- [Problem statement] Copy out each line of the data that includes the string "power".

- [Exercise materials]
----------------------------------------
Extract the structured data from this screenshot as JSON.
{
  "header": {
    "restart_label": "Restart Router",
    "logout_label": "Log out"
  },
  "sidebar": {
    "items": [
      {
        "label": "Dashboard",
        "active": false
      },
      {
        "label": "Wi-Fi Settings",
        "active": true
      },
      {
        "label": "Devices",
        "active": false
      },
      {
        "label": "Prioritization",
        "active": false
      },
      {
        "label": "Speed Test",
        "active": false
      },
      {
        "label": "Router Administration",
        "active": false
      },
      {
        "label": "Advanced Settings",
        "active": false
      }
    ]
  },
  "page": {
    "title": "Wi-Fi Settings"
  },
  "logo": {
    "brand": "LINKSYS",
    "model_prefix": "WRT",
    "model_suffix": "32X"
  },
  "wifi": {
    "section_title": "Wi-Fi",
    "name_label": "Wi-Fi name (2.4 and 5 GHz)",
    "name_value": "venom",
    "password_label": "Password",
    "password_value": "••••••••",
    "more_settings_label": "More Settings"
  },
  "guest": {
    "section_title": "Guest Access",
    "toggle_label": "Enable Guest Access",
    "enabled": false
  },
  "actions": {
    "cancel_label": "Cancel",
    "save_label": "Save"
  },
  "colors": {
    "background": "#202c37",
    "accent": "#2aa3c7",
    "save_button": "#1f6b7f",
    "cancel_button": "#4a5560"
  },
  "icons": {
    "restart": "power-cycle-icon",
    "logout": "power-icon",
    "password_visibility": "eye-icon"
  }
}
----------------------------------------
- [Answer for this exercise]
    "restart": "power-cycle-icon",
    "logout": "power-icon",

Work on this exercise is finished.